§ Directions:
Starting with the line that contains "Extract the structured", copy every remaining line of the data below exactly, the last one included.
━━━━━━
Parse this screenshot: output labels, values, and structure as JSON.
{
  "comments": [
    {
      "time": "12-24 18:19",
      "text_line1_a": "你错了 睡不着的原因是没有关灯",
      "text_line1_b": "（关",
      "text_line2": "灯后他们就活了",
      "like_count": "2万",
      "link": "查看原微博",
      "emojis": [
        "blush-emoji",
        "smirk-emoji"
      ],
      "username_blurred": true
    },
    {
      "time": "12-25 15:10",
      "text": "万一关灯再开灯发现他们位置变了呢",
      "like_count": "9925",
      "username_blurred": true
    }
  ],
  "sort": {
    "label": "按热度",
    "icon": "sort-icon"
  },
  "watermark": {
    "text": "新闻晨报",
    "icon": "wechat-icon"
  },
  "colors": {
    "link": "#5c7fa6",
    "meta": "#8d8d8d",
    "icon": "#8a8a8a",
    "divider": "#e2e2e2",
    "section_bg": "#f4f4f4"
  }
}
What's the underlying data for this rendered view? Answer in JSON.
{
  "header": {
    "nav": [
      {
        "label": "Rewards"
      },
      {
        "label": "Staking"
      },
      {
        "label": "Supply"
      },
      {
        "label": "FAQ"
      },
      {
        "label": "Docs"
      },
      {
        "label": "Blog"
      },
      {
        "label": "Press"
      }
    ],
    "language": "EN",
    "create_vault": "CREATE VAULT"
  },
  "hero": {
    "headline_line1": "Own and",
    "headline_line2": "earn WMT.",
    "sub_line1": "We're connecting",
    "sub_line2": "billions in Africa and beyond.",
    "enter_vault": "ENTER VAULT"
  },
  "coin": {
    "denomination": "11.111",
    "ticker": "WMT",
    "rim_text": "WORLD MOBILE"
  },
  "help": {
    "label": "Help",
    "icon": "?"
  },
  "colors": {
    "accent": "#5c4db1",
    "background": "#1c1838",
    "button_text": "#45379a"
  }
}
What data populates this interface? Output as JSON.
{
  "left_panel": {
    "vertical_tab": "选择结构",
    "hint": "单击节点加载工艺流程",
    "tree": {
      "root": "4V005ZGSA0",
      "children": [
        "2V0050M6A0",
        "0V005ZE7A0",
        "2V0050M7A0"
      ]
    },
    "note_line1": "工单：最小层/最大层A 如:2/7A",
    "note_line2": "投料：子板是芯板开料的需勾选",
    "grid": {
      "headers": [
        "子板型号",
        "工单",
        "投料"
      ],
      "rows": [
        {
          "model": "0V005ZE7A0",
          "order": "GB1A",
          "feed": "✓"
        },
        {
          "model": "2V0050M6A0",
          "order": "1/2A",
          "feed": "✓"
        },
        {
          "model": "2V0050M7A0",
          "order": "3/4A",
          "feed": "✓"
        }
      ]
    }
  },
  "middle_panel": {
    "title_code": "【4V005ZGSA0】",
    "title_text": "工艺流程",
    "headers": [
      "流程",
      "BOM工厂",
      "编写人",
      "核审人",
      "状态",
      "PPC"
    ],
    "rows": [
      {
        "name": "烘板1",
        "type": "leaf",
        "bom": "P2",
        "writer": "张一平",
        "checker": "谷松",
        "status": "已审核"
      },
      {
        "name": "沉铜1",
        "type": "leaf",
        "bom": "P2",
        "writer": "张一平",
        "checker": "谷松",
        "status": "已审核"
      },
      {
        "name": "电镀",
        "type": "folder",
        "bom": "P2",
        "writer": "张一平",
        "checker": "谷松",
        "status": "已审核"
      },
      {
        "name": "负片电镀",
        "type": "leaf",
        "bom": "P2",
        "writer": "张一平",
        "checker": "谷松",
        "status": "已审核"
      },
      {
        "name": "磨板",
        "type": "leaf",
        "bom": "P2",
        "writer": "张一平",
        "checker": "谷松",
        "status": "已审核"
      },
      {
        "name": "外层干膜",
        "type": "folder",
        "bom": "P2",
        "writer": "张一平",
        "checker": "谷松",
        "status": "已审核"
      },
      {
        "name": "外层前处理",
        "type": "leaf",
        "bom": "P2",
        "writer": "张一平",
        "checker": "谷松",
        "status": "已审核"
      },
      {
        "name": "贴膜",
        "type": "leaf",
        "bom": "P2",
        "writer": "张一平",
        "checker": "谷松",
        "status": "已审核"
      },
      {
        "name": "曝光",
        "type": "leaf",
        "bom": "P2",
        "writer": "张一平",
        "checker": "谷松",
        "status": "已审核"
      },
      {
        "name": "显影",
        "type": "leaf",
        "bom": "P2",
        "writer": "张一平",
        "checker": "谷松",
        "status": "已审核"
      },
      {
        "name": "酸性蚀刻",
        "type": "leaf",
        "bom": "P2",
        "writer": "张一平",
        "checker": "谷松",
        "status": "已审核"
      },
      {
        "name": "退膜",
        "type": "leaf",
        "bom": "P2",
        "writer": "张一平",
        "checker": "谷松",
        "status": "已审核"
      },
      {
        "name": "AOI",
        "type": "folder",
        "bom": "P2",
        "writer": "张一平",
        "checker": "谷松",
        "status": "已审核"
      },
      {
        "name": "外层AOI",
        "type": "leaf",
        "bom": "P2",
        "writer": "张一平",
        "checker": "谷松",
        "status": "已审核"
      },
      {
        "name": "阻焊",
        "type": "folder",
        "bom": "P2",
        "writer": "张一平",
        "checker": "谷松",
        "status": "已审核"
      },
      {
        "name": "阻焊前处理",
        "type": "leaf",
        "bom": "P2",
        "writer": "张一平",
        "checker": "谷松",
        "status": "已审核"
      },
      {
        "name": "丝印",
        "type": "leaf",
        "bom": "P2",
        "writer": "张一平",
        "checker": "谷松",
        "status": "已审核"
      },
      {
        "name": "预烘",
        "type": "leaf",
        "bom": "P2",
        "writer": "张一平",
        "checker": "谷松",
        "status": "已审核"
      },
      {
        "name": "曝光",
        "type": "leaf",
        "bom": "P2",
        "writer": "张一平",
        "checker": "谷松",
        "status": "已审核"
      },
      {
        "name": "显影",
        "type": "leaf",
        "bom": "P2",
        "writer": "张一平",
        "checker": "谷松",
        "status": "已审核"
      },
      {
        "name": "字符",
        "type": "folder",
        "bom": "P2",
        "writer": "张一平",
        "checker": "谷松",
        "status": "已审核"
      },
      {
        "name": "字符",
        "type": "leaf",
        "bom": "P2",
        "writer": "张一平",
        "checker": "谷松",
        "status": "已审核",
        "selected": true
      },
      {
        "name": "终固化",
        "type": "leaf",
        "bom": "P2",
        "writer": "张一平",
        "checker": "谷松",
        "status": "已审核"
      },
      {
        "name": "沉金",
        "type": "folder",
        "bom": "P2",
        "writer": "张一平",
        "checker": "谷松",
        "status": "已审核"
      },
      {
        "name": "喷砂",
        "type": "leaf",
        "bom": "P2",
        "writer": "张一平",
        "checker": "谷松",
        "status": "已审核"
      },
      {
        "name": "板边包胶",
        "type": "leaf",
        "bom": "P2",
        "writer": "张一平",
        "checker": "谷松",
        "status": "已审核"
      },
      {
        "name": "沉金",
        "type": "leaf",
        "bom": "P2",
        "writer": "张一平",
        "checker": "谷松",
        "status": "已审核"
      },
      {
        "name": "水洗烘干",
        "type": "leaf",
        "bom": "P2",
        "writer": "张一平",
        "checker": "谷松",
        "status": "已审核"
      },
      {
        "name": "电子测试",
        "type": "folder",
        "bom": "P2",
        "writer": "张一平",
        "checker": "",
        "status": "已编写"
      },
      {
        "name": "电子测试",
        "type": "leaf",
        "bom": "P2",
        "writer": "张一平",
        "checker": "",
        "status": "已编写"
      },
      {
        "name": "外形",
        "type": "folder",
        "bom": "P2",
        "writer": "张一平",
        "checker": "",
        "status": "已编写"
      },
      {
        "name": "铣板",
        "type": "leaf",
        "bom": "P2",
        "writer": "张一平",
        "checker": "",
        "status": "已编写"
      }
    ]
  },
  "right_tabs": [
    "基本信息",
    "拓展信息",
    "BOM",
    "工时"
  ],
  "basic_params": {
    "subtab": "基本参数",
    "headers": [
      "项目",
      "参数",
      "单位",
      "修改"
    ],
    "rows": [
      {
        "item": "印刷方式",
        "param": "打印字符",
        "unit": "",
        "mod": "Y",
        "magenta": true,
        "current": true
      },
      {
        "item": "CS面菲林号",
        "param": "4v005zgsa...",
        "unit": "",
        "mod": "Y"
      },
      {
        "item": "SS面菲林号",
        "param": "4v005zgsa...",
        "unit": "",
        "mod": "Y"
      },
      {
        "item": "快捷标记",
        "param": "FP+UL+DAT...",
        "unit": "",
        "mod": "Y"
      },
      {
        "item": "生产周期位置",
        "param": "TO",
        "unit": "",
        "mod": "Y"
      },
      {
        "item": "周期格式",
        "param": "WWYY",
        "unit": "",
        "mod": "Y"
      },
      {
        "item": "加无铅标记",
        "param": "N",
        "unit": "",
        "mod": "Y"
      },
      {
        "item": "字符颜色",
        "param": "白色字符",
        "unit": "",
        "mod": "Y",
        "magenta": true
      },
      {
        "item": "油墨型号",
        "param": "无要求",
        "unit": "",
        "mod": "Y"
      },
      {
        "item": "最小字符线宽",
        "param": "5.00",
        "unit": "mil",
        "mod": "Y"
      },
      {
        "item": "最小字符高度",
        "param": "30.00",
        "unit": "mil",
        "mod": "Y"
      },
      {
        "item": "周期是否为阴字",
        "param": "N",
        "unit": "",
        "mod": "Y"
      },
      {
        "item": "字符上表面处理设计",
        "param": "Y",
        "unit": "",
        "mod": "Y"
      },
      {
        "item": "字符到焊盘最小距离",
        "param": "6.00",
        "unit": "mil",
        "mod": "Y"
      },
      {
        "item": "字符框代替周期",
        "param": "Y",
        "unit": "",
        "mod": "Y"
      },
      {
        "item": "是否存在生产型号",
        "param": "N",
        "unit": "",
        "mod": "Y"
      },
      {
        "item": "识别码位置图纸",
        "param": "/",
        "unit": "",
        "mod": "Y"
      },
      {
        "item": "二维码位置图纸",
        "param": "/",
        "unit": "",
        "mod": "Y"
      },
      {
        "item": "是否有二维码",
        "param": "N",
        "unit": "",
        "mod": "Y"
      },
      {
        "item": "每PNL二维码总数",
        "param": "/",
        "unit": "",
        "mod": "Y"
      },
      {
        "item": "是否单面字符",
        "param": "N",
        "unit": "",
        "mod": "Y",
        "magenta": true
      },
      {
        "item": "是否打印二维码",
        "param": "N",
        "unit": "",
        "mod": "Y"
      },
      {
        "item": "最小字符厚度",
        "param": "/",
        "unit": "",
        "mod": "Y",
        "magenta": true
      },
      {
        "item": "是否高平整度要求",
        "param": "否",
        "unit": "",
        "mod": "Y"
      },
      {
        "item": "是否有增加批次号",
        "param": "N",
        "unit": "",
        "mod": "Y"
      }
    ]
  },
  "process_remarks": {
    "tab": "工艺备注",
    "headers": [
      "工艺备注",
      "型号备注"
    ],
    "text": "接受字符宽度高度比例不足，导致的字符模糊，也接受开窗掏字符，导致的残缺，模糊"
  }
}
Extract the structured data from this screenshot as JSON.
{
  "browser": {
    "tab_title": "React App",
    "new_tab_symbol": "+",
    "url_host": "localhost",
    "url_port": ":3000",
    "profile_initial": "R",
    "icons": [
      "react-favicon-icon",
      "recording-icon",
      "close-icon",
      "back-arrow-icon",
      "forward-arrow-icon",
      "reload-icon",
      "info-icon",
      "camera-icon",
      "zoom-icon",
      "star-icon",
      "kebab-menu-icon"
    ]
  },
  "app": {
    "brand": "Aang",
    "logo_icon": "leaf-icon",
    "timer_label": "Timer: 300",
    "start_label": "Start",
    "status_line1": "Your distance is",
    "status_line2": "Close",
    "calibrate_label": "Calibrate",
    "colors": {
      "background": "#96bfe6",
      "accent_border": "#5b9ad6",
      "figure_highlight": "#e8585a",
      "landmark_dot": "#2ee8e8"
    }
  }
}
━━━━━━
§ Finished exercise:
Extract the structured data from this screenshot as JSON.
{
  "browser": {
    "tab_title": "React App",
    "new_tab_symbol": "+",
    "url_host": "localhost",
    "url_port": ":3000",
    "profile_initial": "R",
    "icons": [
      "react-favicon-icon",
      "recording-icon",
      "close-icon",
      "back-arrow-icon",
      "forward-arrow-icon",
      "reload-icon",
      "info-icon",
      "camera-icon",
      "zoom-icon",
      "star-icon",
      "kebab-menu-icon"
    ]
  },
  "app": {
    "brand": "Aang",
    "logo_icon": "leaf-icon",
    "timer_label": "Timer: 300",
    "start_label": "Start",
    "status_line1": "Your distance is",
    "status_line2": "Close",
    "calibrate_label": "Calibrate",
    "colors": {
      "background": "#96bfe6",
      "accent_border": "#5b9ad6",
      "figure_highlight": "#e8585a",
      "landmark_dot": "#2ee8e8"
    }
  }
}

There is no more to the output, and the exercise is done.